EWING, NJ … The College of New Jersey will receive $40,000 from the East Trenton Collaborative as part of its first “place-based” community engaged learning initiative, which aims to direct a number of campus-based teaching and learning resources on a portion of the north ward in Trenton.
“This is a logical evolution for us,” said Patrick Donohue, Assistant Provost for Community Engaged Learning Programs and Partnerships. “Place-based learning is a recognized high-impact strategy in higher education circles and we are pushing ourselves to increase our impact in terms of student learning and community change.”
TCNJ Bonner Scholars, students working in class-based projects with their professors, Bonner staff, and VISTA volunteers assigned to the College’s community-engaged learning programs will work on eight different projects in the area of the capital city that is generally bordered by route 1 one west, Assunpink Creek on the east, Lincoln Avenue to the south, and Mulberry Street to the north.

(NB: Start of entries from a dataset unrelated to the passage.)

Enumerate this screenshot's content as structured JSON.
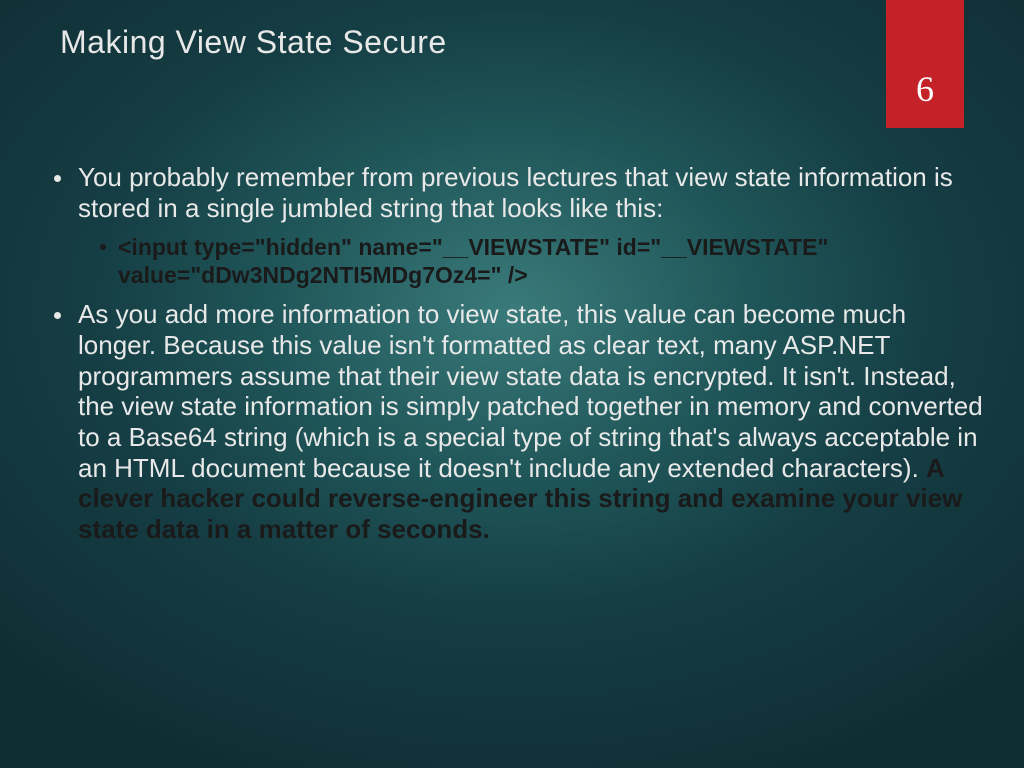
{
  "slide": {
    "title": "Making View State Secure",
    "pageNumber": "6",
    "bullet1": "You probably remember from previous lectures that view state information is stored in a single jumbled string that looks like this:",
    "code": "<input type=\"hidden\" name=\"__VIEWSTATE\" id=\"__VIEWSTATE\" value=\"dDw3NDg2NTI5MDg7Oz4=\" />",
    "bullet2_light": "As you add more information to view state, this value can become much longer. Because this value isn't formatted as clear text, many ASP.NET programmers assume that their view state data is encrypted. It isn't. Instead, the view state information is simply patched together in memory and converted to a Base64 string (which is a special type of string that's always acceptable in an HTML document because it doesn't include any extended characters). ",
    "bullet2_bold": "A clever hacker could reverse-engineer this string and examine your view state data in a matter of seconds."
  }
}
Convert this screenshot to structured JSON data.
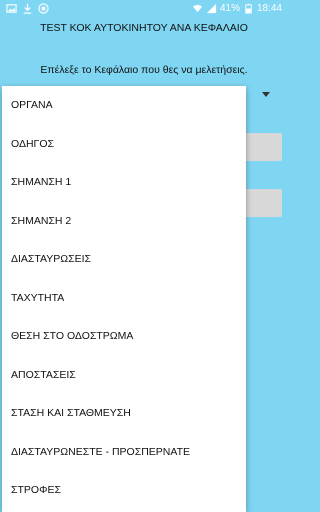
{
  "status_bar": {
    "battery_percent": "41%",
    "time": "18:44",
    "left_icons": [
      "image-icon",
      "download-icon",
      "app-icon"
    ],
    "right_icons": [
      "wifi-icon",
      "signal-icon"
    ]
  },
  "app": {
    "title": "TEST ΚΟΚ ΑΥΤΟΚΙΝΗΤΟΥ ΑΝΑ ΚΕΦΑΛΑΙΟ",
    "prompt": "Επέλεξε το Κεφάλαιο που θες να μελετήσεις."
  },
  "dropdown": {
    "items": [
      "ΟΡΓΑΝΑ",
      "ΟΔΗΓΟΣ",
      "ΣΗΜΑΝΣΗ 1",
      "ΣΗΜΑΝΣΗ 2",
      "ΔΙΑΣΤΑΥΡΩΣΕΙΣ",
      "ΤΑΧΥΤΗΤΑ",
      "ΘΕΣΗ ΣΤΟ ΟΔΟΣΤΡΩΜΑ",
      "ΑΠΟΣΤΑΣΕΙΣ",
      "ΣΤΑΣΗ ΚΑΙ ΣΤΑΘΜΕΥΣΗ",
      "ΔΙΑΣΤΑΥΡΩΝΕΣΤΕ - ΠΡΟΣΠΕΡΝΑΤΕ",
      "ΣΤΡΟΦΕΣ"
    ]
  },
  "colors": {
    "background": "#7fd6f2",
    "dropdown_bg": "#ffffff"
  }
}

The community engaged learning projects include a survey of Bodega owners, helping connect local businesses to the purchasing processes of the College, creating a business plan for a group that aims to create an urban farm around the Trenton Area Soup Kitchen, neighborhood beautification projects, and refurbishing as well as educating local residents about a historic African American cemetery.
Two TCNJ students from Passaic County, Nick Lauda and David Richards led a recent service day that mobilized students to help residents refurbish the exterior of some homes and public spaces in the ETC zone. “No matter how much tangible work with do during these community engaged learning days, the greatest and arguably most important part is that the kids and residents want us to stay or come back,” according to Lauda. “We can get a lot done together.”

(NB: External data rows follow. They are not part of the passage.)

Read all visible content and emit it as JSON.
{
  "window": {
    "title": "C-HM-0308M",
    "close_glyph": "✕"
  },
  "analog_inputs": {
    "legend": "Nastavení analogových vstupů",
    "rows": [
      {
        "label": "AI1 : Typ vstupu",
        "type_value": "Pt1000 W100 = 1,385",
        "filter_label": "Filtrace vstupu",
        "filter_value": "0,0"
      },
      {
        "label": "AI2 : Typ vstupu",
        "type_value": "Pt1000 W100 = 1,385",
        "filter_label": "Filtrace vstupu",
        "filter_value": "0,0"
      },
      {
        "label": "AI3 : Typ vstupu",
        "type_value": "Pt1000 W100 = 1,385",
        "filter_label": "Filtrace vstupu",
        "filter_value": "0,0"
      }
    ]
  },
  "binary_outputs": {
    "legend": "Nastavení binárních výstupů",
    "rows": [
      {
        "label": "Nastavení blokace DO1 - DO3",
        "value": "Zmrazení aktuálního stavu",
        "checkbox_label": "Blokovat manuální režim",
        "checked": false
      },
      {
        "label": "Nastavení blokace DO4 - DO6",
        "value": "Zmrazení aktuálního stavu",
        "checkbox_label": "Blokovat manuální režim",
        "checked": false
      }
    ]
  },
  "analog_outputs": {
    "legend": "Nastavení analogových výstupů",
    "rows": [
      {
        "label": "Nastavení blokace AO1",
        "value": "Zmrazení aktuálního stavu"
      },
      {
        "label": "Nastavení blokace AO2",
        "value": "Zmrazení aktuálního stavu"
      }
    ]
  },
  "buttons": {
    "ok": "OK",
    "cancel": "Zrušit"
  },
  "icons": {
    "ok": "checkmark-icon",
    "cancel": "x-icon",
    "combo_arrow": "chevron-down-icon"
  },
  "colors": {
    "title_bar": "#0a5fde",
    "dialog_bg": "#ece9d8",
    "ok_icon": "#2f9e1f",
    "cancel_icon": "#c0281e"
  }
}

The East Trenton Collaborative adheres to a holistic model of community development and was born out of a desire on the part of local residents and agencies to have some input into how their neighborhood was redeveloped. In December of 1999, Trenton adopted a Redevelopment Plan for the North Clinton Avenue area, the central spine of the neighborhood. The Plan included an assessment of neighborhood conditions as well as suggestions for future public investments.
“We’re excited to partner with The College of New Jersey. It is one of the top public institutions in the country and a leader in the field of community and civic engagement,” said Andrew Carten, Project Director for the ETC. This builds upon past efforts that were successful and recognizes that collectively we can all have a bigger impact—working in collaboration with the residents and businesses in the area. Sociology Professor Diane Bates added, “everyone benefits when students learn by working on real projects that build their skills and help those in need”.
A number of other community organizations are also part of the East Trenton Collaborative. These include CityWorks, Habitat for Humanity, HomeFront, Isles, and the City of Trenton. The Collaborative receives support from the Department of Community Affairs, the Wells Fargo Foundation, and New Jersey Manufacturing.
For more information about the partnership and the projects, contact Madeline Bell at the Bonner Center for Civic and Community Engagement 609-771-2481.